(i) TRANSFER OF EMPLOYEES. If the IT outsourcing arrangement between the customer and the vendor anticipates that the customer will terminate some or all of its IT employees in the hope or with the express requirement that the vendor will hire these employees to provide services to the customer, the IT outsourcing contract should expressly state the nature of the vendorâ€™s obligations with respect to these employees. Any transaction of this sort is replete with employment and labor law issues, most notably those involving pension plans, severance payments, termination notice requirements, union rights, and wrongful termination.

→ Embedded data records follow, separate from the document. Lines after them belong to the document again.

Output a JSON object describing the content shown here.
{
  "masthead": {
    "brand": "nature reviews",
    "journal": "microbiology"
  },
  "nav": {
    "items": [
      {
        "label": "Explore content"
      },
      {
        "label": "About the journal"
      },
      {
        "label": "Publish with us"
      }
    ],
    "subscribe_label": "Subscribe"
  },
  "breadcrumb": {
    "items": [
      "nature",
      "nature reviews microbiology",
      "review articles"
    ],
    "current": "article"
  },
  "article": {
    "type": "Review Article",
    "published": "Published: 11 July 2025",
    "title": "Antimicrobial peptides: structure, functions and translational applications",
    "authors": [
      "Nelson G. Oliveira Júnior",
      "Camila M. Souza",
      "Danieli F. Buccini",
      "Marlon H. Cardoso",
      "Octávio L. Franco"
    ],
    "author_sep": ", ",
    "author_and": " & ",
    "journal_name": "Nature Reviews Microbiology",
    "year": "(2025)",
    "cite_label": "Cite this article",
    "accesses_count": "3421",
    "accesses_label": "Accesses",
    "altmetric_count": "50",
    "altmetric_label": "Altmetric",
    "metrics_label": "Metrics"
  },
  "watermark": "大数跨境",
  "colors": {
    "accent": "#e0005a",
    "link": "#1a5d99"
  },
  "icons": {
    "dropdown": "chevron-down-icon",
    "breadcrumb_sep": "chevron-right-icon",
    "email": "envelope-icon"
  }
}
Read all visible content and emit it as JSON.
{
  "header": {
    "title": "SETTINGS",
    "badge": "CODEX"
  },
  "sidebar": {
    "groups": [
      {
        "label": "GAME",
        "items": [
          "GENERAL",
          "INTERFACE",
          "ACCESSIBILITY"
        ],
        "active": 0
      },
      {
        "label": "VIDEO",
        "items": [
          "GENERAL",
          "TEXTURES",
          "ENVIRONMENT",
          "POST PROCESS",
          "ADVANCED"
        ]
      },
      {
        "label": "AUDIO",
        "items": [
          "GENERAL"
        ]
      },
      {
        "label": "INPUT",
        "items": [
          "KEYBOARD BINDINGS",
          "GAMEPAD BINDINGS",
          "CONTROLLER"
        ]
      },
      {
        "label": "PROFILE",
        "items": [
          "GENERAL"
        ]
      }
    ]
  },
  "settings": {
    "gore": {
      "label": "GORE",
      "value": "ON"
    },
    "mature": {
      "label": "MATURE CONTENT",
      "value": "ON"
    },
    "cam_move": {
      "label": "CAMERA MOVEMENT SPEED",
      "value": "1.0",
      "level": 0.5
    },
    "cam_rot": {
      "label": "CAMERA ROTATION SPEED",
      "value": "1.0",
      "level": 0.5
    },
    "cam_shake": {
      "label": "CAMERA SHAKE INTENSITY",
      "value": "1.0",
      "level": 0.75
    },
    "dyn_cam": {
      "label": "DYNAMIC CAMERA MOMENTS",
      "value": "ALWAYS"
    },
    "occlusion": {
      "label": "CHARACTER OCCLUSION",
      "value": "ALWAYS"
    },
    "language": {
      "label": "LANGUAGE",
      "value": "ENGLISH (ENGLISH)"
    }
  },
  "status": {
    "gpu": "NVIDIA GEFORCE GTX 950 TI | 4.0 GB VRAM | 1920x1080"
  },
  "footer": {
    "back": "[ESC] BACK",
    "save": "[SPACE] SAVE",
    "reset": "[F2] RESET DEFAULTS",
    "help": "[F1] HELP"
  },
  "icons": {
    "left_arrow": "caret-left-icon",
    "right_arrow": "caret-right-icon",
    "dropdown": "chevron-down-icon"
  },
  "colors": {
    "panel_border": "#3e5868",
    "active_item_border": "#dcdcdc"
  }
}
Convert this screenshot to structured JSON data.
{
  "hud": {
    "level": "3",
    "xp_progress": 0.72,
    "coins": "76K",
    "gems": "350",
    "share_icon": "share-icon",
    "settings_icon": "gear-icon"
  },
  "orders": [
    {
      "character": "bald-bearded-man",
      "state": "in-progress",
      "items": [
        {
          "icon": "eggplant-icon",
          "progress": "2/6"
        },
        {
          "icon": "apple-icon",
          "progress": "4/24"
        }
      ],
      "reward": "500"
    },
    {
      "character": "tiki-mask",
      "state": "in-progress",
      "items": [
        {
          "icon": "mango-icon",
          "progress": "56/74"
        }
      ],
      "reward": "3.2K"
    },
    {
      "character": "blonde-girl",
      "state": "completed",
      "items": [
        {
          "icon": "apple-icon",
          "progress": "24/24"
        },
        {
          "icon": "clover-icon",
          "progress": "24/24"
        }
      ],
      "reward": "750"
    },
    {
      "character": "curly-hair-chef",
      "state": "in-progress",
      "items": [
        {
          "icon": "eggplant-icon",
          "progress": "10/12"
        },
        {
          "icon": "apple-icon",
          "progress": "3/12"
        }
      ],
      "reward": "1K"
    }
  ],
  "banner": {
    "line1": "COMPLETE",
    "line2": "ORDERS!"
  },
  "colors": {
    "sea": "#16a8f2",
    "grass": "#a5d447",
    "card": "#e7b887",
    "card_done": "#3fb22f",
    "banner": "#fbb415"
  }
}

The manner in which the termination of the customerâ€™s IT employees and the subsequent hiring of such employees by the vendor is handled can determine the success of the customerâ€™s decision to outsource. Regardless of how this transfer of employees will be structured, the customer and the vendor must cooperate to ensure that the rights of the customerâ€™s employees are not violated by the contract or subsequent conduct of the parties. In light of the potential for such suits, however, the customer should have the IT outsourcing contract reviewed by an attorney familiar with labor and employment issues before entering into any outsourcing arrangement to ensure that the contract does not, on its face, violate any local, state, federal, or country laws.